## Data section
++++++++++
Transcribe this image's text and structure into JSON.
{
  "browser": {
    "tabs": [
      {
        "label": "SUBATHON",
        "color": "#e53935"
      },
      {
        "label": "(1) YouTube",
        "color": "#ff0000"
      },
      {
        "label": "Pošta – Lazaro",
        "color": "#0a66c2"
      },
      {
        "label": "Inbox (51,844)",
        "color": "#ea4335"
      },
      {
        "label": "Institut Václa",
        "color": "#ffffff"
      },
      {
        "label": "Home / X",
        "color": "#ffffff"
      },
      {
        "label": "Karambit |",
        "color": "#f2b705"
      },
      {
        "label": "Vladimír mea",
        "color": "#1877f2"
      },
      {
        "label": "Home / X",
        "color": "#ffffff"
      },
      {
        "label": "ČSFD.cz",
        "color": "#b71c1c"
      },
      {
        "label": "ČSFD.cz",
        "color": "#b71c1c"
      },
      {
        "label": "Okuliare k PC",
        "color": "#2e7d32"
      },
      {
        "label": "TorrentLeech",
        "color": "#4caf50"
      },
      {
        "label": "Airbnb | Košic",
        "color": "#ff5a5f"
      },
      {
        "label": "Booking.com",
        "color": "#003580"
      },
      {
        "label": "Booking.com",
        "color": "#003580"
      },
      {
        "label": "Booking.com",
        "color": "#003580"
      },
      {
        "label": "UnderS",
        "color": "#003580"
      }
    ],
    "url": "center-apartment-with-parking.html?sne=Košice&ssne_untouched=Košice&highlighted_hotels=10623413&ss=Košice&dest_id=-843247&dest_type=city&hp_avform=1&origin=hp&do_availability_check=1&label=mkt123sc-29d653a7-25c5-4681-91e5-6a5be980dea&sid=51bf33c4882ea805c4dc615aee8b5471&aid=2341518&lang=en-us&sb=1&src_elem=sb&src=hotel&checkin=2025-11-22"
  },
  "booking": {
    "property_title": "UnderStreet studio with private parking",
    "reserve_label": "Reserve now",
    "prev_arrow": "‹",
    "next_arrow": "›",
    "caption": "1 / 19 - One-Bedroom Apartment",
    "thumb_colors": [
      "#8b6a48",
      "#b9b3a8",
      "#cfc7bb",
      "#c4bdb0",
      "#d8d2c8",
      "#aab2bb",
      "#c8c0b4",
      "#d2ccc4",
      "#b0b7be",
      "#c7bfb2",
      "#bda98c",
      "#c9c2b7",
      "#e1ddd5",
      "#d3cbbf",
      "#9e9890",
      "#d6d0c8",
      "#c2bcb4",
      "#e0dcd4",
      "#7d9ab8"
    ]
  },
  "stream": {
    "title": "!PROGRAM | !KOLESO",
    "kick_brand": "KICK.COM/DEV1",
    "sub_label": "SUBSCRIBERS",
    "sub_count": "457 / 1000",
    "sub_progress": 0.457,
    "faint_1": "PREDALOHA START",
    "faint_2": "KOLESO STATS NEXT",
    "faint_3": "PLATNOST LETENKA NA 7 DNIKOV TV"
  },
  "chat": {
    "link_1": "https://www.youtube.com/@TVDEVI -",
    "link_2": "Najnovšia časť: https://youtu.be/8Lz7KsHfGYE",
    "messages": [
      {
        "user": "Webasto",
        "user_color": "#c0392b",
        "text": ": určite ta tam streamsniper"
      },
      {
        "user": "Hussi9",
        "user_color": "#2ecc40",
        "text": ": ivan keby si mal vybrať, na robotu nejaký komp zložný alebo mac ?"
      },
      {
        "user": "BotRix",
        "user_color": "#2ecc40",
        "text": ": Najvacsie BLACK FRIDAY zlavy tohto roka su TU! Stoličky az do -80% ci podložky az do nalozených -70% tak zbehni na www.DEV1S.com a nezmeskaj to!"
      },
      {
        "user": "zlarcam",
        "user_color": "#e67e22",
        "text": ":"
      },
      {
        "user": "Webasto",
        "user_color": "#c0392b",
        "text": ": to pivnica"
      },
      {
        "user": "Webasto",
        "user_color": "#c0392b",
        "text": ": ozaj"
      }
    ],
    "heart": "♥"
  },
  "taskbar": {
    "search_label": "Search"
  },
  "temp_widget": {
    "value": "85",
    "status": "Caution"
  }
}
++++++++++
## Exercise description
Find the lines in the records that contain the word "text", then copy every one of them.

## Exercise answer
Transcribe this image's text and structure into JSON.
        "text": ": určite ta tam streamsniper"
        "text": ": ivan keby si mal vybrať, na robotu nejaký komp zložný alebo mac ?"
        "text": ": Najvacsie BLACK FRIDAY zlavy tohto roka su TU! Stoličky az do -80% ci podložky az do nalozených -70% tak zbehni na www.DEV1S.com a nezmeskaj to!"
        "text": ":"
        "text": ": to pivnica"
        "text": ": ozaj"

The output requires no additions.